Unlike the Mavic Air, the Mavic Air 2 uses OcuSync 2.0 instead of modified Wi-Fi to communicate between the drone and the controller, switching between 2.4GHz and 5.8GHz frequencies. DJI says that the drone can stay connected with the controller at distances of up to 10km, but we saw signal cutouts at distances far shorter than that, which caused the drone to go into "Return to Home" mode automatically. We saw greater interference at home, where we're surrounded by dense woods, rather than on a beachfront setting, which was more wide-open with flat land and minimal impediments. With that being said, overall range here still surpasses that of the original Mavic Air.
APAS 3.0, Active Track 3.0, QuickShots and AirSense
The Mavic Air 2 also has enhanced obstacle detection with obstacle sensors up front, in the rear, and on the bottom. There's also an auxiliary light on the bottom of the drone which is very helpful when flying at night (to catch 4th of July fireworks, for example). The sensors are integrated into the APAS 3.0 system, which allows the Mavic Air 2 to use mapping technology along with advanced flight algorithms to smoothly move around, over, or below objects that may be in the path of the drone.
Like its predecessor, the Mavic Air 2 features a number of automated flying modes which help you get that “perfect” shot as part of the FocusTrack suite. There's the third-generation ActiveTrack 3.0 system, which allows the Mavic Air 2 to follow you around as you walk, run or even ride your bike. ActiveTrack 3.0 also adds in mapping technology for obstacle avoidance while maintaining a lock on the subject. Points of Interest has been updated to v3.0, and allows you to set an automated flight patch around the subject (including vehicles and pets). Finally, there's Spotlight 2.0, which keeps the subject in frame while the operator has control over the Mavic Air 2's movement.
There's also the usual assortment of QuickShots in the Mavic Air 2's repertoire. For those unfamiliar with QuickShots, they are automatically generated short video clips that track along a predetermined flight path. The Mavic Air 2 is now able to use its 3-axis gimbal in conjunction with electronic image stabilization to further smooth out the captured footage. Some of the popular modes include Rocket, Helix, Boomerang and Asteroid.

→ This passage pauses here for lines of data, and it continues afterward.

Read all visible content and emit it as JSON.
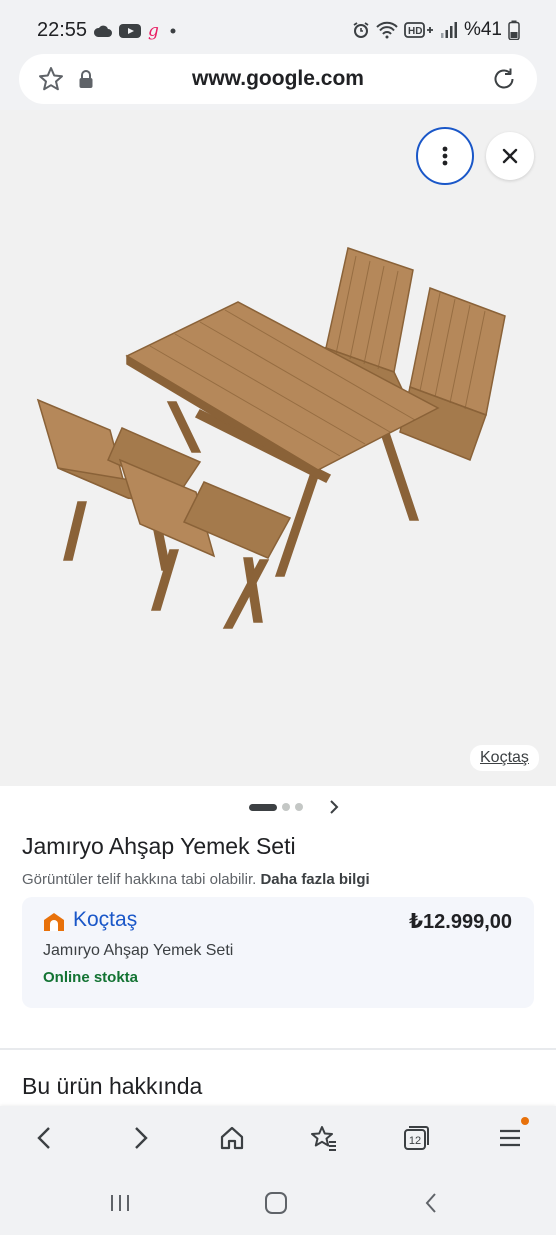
{
  "status_bar": {
    "time": "22:55",
    "battery": "%41",
    "icons": [
      "cloud-icon",
      "youtube-icon",
      "app-g-icon",
      "dot-icon",
      "alarm-icon",
      "wifi-icon",
      "hd-volte-icon",
      "signal-icon",
      "battery-icon"
    ]
  },
  "browser": {
    "url": "www.google.com"
  },
  "image_viewer": {
    "source_label": "Koçtaş",
    "carousel_total": 3,
    "carousel_active": 1
  },
  "product": {
    "title": "Jamıryo Ahşap Yemek Seti",
    "copyright_text": "Görüntüler telif hakkına tabi olabilir.",
    "more_info_link": "Daha fazla bilgi"
  },
  "offer": {
    "store_name": "Koçtaş",
    "price": "₺12.999,00",
    "product_name": "Jamıryo Ahşap Yemek Seti",
    "stock_status": "Online stokta"
  },
  "about_section": {
    "title": "Bu ürün hakkında"
  },
  "bottom_nav": {
    "items": [
      "back-icon",
      "forward-icon",
      "home-icon",
      "bookmarks-icon",
      "tabs-icon",
      "menu-icon"
    ],
    "tab_count": "12"
  },
  "colors": {
    "accent": "#1a57c8",
    "stock_green": "#137333",
    "store_orange": "#e8710a",
    "wood": "#b5885a"
  }
}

One final item that we’ll touch on is AirSense. According to DJI, the Mavic Air 2 is the first consumer drone to feature AirSense, which alerts you when other aircraft are operating in your area. The feature can intercept ADS-B signals from nearby fixed-wing aircraft and helicopters, and their position is then displayed on your display screen via the DJI Fly app. AirSense is initially only available in North America, but will soon be offered in additional regions.
DJI Mavic Air 2 Final Thoughts

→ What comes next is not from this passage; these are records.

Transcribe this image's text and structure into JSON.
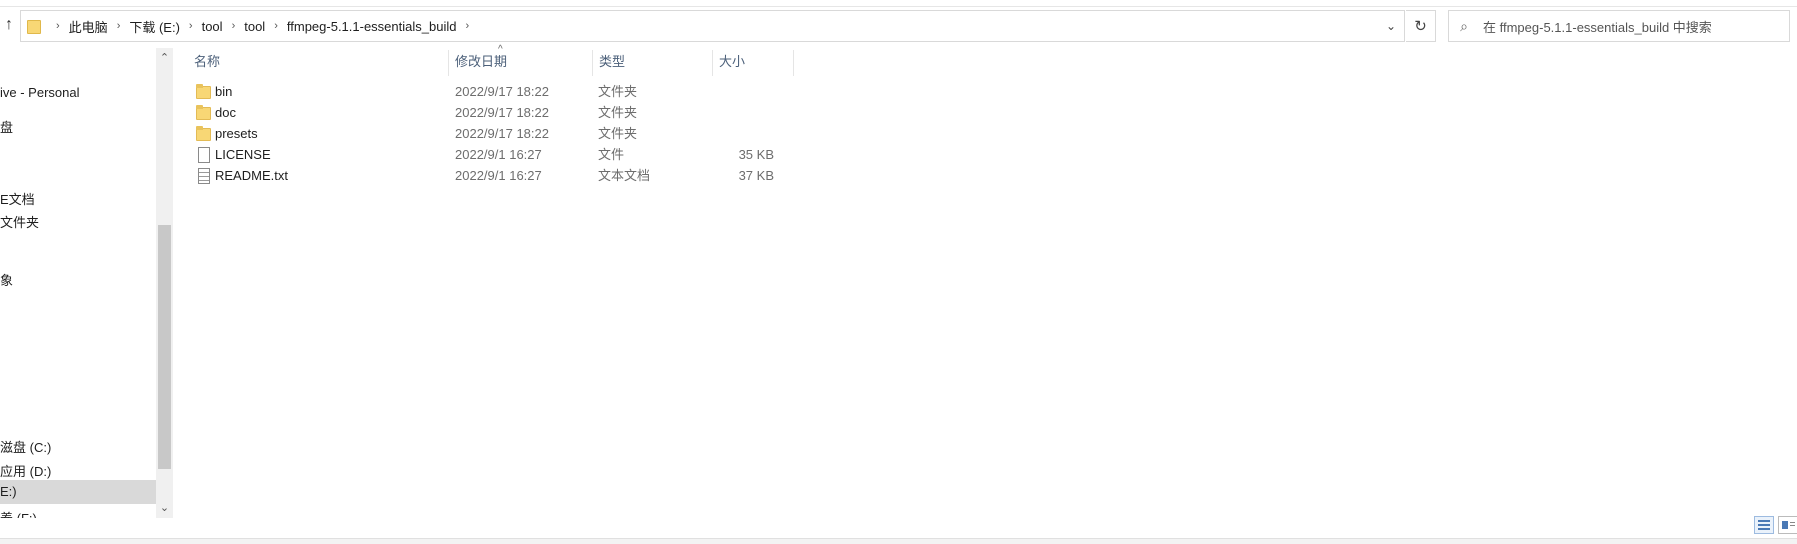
{
  "address_bar": {
    "breadcrumbs": [
      "此电脑",
      "下载 (E:)",
      "tool",
      "tool",
      "ffmpeg-5.1.1-essentials_build"
    ],
    "up_icon": "↑",
    "dropdown_icon": "⌄",
    "refresh_icon": "↻"
  },
  "search": {
    "icon": "⌕",
    "placeholder": "在 ffmpeg-5.1.1-essentials_build 中搜索"
  },
  "nav_pane": {
    "items": [
      {
        "label": "ive - Personal"
      },
      {
        "label": "盘"
      },
      {
        "label": "E文档"
      },
      {
        "label": "文件夹"
      },
      {
        "label": "象"
      },
      {
        "label": "滋盘 (C:)"
      },
      {
        "label": "应用 (D:)"
      },
      {
        "label": "E:)",
        "selected": true
      },
      {
        "label": "养 (F:)"
      }
    ],
    "scroll_up": "⌃",
    "scroll_down": "⌄"
  },
  "columns": {
    "name": "名称",
    "date": "修改日期",
    "type": "类型",
    "size": "大小",
    "sort_icon": "^"
  },
  "files": [
    {
      "name": "bin",
      "date": "2022/9/17 18:22",
      "type": "文件夹",
      "size": "",
      "icon": "folder-icon"
    },
    {
      "name": "doc",
      "date": "2022/9/17 18:22",
      "type": "文件夹",
      "size": "",
      "icon": "folder-icon"
    },
    {
      "name": "presets",
      "date": "2022/9/17 18:22",
      "type": "文件夹",
      "size": "",
      "icon": "folder-icon"
    },
    {
      "name": "LICENSE",
      "date": "2022/9/1 16:27",
      "type": "文件",
      "size": "35 KB",
      "icon": "document-icon"
    },
    {
      "name": "README.txt",
      "date": "2022/9/1 16:27",
      "type": "文本文档",
      "size": "37 KB",
      "icon": "text-file-icon"
    }
  ],
  "colors": {
    "header_text": "#4c607a",
    "selected_nav": "#d9d9d9",
    "folder": "#f8d775"
  }
}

We’ve been playing around with the Mavic Air 2 for over a month now, and must say that we’ve grown to like this new DJI drone quite a bit. It’s easy to fly and it offers plenty of endurance (we were able to fly around for over a half hour during most flights with a mixture of sport mode and normal mode). I even handed the controls over to my 8-year-old son, who was able to take off, fly, and land without issue. We should note, however, that the obstacle detection sensors helped out on a few occasions during his flights, which did protected the Mavic Air 2 in some sticky situations.

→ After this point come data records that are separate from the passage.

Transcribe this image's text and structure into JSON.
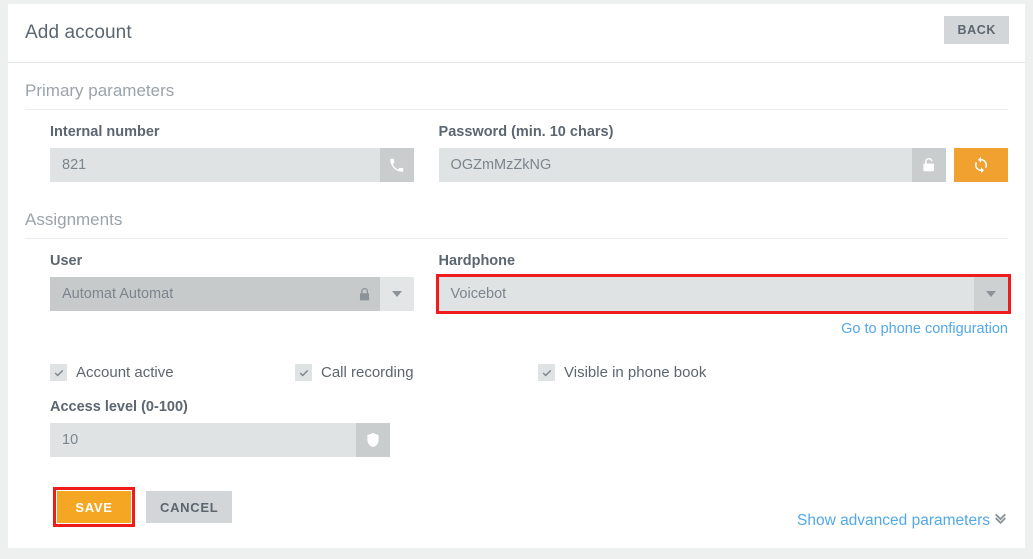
{
  "header": {
    "title": "Add account",
    "back_label": "BACK"
  },
  "sections": {
    "primary": {
      "heading": "Primary parameters",
      "internal_number": {
        "label": "Internal number",
        "value": "821",
        "icon": "phone-icon"
      },
      "password": {
        "label": "Password (min. 10 chars)",
        "value": "OGZmMzZkNG",
        "icon": "unlocked-padlock-icon",
        "regenerate_icon": "refresh-icon"
      }
    },
    "assignments": {
      "heading": "Assignments",
      "user": {
        "label": "User",
        "value": "Automat Automat",
        "icon": "locked-padlock-icon",
        "arrow_icon": "chevron-down-icon"
      },
      "hardphone": {
        "label": "Hardphone",
        "value": "Voicebot",
        "arrow_icon": "chevron-down-icon",
        "link": "Go to phone configuration"
      }
    }
  },
  "checkboxes": [
    {
      "label": "Account active",
      "checked": true
    },
    {
      "label": "Call recording",
      "checked": true
    },
    {
      "label": "Visible in phone book",
      "checked": true
    }
  ],
  "access_level": {
    "label": "Access level (0-100)",
    "value": "10",
    "icon": "shield-icon"
  },
  "advanced": {
    "label": "Show advanced parameters",
    "icon": "double-chevron-down-icon"
  },
  "actions": {
    "save_label": "SAVE",
    "cancel_label": "CANCEL"
  },
  "colors": {
    "accent_orange": "#f5a623",
    "highlight_red": "#ee1c1c",
    "link_blue": "#52a9e8",
    "field_gray": "#dfe3e3",
    "text_gray": "#5c6670"
  }
}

The Mavic Air 2 is an excellent update to the original Mavic Air, and its appreciable gains in performance, endurance, and quieter operation (due to the redesigned propellers) make it an easy recommendation for anyone that wants a rock-solid aerial photography platform that is more capable than the entry-level Mavic Mini. The Mavic Air 2 is a breeze to learn and fly for first-timers and it delivers performance on many fronts that seasoned flyers, creators and videographers might require as well.